For those with means enough and time, summer is the season for both leisurely journeys and languid afternoons spent in the company of a good book.
One of the greatest accounts of an extended journey ever written was penned — literally, he wrote longhand — by Patrick Leigh Fermor, a travel writer relatively unknown in the United States, but revered in his native Britain. “A Time of Gifts” (1977) is the initial part of an intended trilogy, describing the first third of a walk from the Hook of Holland to Istanbul, a distance of about 1,800 miles, from the North Sea coast to the Iron Gates of the Danube on the border between Romania and Serbia. The second installment of the trilogy, “Between the Woods and the Water,” was published in 1986. It seems now that the final third may never appear, as Leigh Fermor died on June 10 at the age of 96. (However, his official biographer, Artemis Cooper, has dropped one or two enticing hints about the existence of some form of manuscript.)
Leigh Fermor’s passing came as a great sadness to many, and the world seems a poorer place without him. But his death concluded a long, remarkable and extraordinarily eventful life. “Ripeness is all” has seldom seemed a more appropriate epitaph. Expelled from school for being, in the words of his headmaster, “a dangerous mixture of sophistication and recklessness,” he set out on his epic walk at the age of 18. It was 1933, and Hitler had just come to power in Germany. Part of the impact of “A Time of Gifts“ stems from the reader’s understanding that it describes a continent at the edge of a precipice. Occasionally, there are premonitions of the coming darkness — in Munich, for example, where Leigh Fermor encounters some rowdy Nazis in a beer hall — but for the most part, the book is the work of an omnivorous intellect, enraptured by the culture and history of the Old World. Leigh Fermor travels light, with just a few letters of introduction and copies of Horace’s “Odes” and “The Oxford Book of English Verse” in his rucksack. Borne along by the strength and exuberance of youth, he sleeps in barns and monasteries, as well as in some of Europe’s grandest castles and palaces. His eye for fine detail and talent for unexpected and fascinating digression have seldom been equaled.
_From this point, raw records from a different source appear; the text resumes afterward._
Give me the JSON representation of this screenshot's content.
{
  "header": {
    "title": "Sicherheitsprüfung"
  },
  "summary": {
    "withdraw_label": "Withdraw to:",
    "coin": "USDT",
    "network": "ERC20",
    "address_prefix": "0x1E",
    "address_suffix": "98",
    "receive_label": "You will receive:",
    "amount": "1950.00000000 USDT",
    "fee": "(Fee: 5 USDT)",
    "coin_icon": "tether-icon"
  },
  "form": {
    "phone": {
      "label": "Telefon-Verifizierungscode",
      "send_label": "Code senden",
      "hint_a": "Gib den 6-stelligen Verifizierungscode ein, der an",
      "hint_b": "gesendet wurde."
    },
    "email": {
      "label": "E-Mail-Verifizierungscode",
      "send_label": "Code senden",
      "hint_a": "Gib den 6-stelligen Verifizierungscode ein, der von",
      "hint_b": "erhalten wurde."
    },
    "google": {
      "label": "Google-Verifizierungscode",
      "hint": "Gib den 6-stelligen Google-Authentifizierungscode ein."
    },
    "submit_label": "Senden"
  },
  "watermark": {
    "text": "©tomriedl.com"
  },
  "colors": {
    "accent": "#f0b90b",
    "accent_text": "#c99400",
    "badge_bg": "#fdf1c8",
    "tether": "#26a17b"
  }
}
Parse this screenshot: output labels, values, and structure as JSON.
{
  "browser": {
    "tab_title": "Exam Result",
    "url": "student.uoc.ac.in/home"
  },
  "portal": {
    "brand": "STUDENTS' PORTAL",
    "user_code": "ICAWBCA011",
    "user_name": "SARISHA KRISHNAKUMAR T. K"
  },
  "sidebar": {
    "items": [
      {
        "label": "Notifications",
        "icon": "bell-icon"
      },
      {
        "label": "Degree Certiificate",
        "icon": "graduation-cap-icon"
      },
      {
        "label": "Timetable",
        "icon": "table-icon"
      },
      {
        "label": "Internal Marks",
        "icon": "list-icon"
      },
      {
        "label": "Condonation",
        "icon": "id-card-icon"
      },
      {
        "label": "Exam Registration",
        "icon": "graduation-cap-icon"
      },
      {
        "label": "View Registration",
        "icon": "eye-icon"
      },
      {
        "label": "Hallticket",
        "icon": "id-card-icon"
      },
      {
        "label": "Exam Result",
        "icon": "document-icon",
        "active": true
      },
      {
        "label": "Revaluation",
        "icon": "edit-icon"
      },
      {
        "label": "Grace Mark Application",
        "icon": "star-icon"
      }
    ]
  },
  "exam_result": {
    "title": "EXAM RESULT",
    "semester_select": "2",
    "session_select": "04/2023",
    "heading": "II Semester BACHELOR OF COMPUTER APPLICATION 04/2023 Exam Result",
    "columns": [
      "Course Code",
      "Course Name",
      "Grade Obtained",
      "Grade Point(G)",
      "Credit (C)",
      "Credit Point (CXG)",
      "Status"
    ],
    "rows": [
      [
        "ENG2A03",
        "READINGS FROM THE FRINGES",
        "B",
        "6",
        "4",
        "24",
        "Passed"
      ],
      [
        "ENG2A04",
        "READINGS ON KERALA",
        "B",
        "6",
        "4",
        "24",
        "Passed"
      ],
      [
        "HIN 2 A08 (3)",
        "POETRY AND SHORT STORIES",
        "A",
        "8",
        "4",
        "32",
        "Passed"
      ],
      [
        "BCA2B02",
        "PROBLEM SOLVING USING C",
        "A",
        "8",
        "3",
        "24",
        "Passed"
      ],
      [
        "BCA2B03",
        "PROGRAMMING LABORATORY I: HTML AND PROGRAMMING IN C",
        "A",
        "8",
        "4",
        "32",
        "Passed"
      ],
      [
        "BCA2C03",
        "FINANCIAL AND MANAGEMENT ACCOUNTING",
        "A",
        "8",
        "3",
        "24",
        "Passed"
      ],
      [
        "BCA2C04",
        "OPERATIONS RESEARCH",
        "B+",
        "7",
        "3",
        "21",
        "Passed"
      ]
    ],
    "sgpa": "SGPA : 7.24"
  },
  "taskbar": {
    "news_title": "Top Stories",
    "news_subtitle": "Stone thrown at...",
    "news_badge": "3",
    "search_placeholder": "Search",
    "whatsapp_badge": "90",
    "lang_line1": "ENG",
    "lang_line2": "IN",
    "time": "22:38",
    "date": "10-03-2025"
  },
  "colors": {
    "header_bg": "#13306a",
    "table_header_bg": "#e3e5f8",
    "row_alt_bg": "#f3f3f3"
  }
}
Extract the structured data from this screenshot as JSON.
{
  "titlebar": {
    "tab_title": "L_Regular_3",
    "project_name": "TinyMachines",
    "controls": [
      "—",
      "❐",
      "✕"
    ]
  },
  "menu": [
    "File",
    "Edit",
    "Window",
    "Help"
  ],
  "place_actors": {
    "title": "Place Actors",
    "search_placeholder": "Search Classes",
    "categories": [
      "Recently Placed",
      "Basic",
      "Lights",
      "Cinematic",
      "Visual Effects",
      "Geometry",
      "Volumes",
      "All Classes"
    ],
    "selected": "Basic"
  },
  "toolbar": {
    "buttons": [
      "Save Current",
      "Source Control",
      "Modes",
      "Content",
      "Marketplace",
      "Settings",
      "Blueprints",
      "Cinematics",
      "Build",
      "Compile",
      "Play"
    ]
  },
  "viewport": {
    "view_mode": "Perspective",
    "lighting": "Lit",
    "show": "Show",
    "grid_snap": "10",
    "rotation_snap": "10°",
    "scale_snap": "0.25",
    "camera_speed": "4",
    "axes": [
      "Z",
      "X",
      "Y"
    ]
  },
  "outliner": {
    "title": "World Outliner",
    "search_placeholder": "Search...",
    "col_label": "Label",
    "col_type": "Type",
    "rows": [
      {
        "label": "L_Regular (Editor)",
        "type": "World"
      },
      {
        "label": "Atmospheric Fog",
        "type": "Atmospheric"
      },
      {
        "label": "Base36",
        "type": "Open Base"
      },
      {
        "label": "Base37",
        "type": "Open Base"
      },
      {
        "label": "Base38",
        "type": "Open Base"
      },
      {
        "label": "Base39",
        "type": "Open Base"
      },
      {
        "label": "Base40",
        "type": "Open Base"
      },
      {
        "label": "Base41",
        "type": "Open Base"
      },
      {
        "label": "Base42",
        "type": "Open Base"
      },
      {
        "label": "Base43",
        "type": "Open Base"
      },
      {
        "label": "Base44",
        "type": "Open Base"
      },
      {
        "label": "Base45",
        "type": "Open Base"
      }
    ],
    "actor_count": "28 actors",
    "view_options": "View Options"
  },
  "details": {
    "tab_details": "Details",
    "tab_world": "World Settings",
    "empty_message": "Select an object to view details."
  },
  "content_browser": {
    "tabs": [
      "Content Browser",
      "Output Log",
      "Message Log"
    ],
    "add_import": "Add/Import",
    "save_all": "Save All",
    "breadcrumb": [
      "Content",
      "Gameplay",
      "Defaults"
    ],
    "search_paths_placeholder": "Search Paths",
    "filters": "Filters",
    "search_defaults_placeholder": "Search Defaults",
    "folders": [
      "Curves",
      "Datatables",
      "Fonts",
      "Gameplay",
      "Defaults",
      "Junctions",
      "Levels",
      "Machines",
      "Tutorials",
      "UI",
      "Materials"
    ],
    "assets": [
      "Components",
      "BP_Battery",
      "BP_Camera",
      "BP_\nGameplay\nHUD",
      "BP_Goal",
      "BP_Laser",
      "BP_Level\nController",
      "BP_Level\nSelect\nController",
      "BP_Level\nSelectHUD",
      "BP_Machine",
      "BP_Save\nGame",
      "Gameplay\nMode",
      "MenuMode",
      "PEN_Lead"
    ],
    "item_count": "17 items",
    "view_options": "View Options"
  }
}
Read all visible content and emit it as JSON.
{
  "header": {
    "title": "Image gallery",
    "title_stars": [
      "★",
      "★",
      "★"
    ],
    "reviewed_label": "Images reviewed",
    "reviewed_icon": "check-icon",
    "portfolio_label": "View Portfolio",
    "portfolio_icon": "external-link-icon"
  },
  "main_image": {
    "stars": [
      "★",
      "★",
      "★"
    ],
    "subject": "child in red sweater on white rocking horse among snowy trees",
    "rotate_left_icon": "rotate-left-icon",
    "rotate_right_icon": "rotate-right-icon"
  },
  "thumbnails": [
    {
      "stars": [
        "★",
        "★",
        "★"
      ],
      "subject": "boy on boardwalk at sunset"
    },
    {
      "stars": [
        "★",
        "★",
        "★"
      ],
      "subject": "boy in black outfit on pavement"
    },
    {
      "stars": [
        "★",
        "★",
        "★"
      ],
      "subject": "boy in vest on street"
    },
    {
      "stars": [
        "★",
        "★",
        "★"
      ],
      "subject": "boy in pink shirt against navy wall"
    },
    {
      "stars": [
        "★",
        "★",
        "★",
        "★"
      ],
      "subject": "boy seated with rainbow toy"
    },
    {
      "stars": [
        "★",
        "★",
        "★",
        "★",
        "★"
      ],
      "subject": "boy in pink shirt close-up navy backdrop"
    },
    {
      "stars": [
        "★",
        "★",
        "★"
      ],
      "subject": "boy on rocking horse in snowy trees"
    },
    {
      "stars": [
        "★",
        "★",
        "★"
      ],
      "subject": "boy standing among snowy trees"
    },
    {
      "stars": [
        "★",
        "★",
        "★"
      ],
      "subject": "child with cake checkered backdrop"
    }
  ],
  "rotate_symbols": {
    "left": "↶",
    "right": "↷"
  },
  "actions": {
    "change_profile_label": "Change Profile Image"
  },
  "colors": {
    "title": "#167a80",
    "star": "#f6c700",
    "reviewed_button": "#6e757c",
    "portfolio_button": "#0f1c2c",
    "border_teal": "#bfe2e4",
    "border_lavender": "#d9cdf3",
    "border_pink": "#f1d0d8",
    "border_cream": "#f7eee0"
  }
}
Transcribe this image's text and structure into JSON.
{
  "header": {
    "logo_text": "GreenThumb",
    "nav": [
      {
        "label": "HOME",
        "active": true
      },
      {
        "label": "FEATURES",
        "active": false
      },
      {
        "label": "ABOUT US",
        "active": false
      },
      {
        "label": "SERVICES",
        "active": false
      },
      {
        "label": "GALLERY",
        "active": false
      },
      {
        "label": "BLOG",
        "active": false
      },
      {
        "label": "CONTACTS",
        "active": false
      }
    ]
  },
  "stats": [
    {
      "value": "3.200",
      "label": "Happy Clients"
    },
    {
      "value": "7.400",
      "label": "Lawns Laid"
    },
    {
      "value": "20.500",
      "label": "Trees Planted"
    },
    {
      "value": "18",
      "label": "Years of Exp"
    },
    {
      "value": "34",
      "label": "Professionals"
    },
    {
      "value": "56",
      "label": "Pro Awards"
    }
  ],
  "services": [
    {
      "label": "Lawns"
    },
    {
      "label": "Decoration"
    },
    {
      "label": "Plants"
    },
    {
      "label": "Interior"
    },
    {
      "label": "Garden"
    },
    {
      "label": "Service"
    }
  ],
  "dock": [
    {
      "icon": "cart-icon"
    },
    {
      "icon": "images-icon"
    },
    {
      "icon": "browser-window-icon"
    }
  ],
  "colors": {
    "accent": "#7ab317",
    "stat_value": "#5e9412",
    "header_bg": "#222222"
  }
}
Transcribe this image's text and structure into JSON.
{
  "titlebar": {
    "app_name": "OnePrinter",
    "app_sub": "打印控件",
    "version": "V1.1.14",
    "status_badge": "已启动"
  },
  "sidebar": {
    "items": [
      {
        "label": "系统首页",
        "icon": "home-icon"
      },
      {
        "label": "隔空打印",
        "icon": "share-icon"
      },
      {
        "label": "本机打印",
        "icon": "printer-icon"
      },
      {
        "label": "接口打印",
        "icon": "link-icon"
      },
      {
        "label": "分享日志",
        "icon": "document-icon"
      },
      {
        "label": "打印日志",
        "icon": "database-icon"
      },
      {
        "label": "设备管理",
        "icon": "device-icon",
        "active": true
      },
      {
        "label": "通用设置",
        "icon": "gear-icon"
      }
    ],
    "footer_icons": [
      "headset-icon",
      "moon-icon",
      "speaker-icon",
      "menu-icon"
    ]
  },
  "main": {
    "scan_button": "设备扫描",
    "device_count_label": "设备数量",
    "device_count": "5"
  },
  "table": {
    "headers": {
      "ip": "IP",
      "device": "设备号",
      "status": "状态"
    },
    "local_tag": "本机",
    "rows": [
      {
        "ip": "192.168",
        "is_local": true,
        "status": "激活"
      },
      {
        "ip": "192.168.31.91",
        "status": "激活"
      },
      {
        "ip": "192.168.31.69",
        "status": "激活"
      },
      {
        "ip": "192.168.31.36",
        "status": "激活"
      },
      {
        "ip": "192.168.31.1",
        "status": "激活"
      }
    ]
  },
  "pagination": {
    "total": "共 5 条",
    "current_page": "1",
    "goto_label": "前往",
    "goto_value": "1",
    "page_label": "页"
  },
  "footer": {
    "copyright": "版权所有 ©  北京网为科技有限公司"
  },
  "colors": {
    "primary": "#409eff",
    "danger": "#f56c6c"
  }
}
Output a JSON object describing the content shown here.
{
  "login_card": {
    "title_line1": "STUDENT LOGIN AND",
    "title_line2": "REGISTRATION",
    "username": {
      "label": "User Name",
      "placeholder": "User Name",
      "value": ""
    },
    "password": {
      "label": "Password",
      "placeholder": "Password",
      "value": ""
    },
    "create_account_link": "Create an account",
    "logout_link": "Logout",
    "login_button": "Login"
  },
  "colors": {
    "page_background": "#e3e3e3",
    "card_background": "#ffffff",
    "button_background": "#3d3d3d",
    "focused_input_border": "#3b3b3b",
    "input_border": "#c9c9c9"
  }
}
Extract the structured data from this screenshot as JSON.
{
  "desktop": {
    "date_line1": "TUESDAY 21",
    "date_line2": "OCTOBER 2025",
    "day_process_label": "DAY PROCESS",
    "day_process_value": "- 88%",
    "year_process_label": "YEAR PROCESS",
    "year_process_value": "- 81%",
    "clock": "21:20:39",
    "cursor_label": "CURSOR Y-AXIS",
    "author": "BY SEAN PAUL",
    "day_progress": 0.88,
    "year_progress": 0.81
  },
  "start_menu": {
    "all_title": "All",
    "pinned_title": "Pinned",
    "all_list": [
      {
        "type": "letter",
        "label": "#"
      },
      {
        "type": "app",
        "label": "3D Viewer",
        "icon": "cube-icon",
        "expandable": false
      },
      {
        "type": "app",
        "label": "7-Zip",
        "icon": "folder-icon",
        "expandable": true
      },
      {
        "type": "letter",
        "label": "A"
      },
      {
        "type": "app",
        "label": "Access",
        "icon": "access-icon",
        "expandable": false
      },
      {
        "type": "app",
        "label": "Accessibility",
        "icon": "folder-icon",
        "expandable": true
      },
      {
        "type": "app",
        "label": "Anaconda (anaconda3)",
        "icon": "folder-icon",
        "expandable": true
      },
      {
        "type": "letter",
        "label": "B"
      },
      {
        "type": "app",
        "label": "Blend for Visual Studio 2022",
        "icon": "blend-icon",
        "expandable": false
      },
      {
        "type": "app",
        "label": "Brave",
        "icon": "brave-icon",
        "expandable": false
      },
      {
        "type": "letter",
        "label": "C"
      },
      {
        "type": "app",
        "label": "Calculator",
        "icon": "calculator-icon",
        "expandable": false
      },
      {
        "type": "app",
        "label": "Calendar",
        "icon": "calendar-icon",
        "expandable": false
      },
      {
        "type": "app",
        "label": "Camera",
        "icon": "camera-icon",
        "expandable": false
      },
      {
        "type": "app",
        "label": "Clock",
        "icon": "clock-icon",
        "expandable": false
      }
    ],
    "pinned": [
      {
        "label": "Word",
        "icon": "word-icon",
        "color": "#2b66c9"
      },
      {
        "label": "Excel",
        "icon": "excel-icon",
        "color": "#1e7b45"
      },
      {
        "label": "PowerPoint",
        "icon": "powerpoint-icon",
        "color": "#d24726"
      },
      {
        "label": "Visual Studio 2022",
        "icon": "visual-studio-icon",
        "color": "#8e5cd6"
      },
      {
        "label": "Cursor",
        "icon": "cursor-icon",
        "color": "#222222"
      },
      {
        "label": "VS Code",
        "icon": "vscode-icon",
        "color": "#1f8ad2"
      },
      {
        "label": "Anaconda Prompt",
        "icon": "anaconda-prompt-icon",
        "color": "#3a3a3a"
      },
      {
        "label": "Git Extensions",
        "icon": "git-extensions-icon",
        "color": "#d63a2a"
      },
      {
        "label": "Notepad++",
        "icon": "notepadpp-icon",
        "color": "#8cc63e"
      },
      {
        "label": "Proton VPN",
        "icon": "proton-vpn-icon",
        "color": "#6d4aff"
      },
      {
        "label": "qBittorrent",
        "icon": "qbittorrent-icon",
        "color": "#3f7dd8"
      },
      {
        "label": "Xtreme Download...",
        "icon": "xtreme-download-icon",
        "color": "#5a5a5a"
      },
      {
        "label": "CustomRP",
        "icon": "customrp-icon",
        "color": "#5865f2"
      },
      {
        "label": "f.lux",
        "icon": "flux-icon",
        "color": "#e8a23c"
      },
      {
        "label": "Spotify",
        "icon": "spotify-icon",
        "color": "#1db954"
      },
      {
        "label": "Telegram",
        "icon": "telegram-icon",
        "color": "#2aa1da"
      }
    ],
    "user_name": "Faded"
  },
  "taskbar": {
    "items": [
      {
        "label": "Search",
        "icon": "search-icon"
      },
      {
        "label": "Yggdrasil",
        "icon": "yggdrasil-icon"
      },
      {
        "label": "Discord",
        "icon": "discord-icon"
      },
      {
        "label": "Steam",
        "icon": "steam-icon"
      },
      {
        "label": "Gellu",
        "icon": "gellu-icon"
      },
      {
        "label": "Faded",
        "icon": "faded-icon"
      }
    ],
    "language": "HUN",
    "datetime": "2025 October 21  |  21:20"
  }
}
Leigh Fermor arrived in Istanbul in 1935, and promptly fell in love with Balasha Cantacuzene, a Romanian aristocrat said to be descended from the 14th-century Byzantine emperor, John VI Kantakouzenos. They lived together blissfully for the next four years, initially sharing an old water mill in Athens with a view of the Saronic Gulf and the island of Paros. This period engendered Leigh Fermor’s lifelong passion for Greece, and the idyll was ended only by the outbreak of the Second World War.
Having enlisted in the British Army, Leigh Fermor was swiftly recruited into the Special Operations Executive, a clandestine unit formed to conduct guerrilla warfare behind enemy lines. Owing to his ability to speak fluent modern Greek, he was parachuted into Crete to organize resistance to the Nazi occupation, and for two years lived in the mountains with the Greek partisans, disguised as the shepherd Michelis. It was during this period that he successfully abducted the German commander, General Kreipe, an escapade later made into the movie “Ill Met by Moonlight,” in which Leigh Fermor is played by Dirk Bogarde.
After the war, Leigh Fermor divided his time among the smarter salons of London, a house in Greece, and extended periods of travel. His first book, “The Traveller’s Tree” (1950), was an account of a journey through the Caribbean islands, and he subsequently wrote a novel about the West Indies, “The Violins of Saint-Jacques” (1953). But for the next 60 years, Greece was the spiritual center of his existence. There, he lived with his wife of 35 years, Joan Monsell, in a stone house surrounded by an olive grove near Kardamyli, a remote port on the coast of the Mani, the central peninsula of the Peloponnese. He built the house himself over a number of years, while simultaneously becoming a leading scholar on the history of the Byzantine Empire and writing his most notable books, among them “A Time to Keep Silence,” “Roumeli” and “Mani,” the latter a wonderful account of travels by mule and on foot around the wilder parts of his adopted home.
Leigh Fermor’s love for Greece and the Greeks knew no bounds. He adamantly refused to refer to Istanbul as anything other than Constantinople, and his hero was, naturally, poet and philhellene Lord Byron. (In imitation of Byron, he swam across the mouth of the Bosphorus, but unlike the poet, he encountered a Soviet submarine in the middle and nearly drowned!) Those fortunate enough to be invited to dinner at his home in Kardamyli encountered a man of astonishing charm and a consummate storyteller. He also had an ability to sing Greek folk songs, glass of red wine in hand, that inevitably reduced even the least susceptible members of his audience to tears.
Patrick Leigh Fermor was a great man and a great writer — and we could all wish to live so well and so long. In his memory, I intend to reread his two best books, “Mani” and “A Time of Gifts,” and can think of no more delightful summer companions.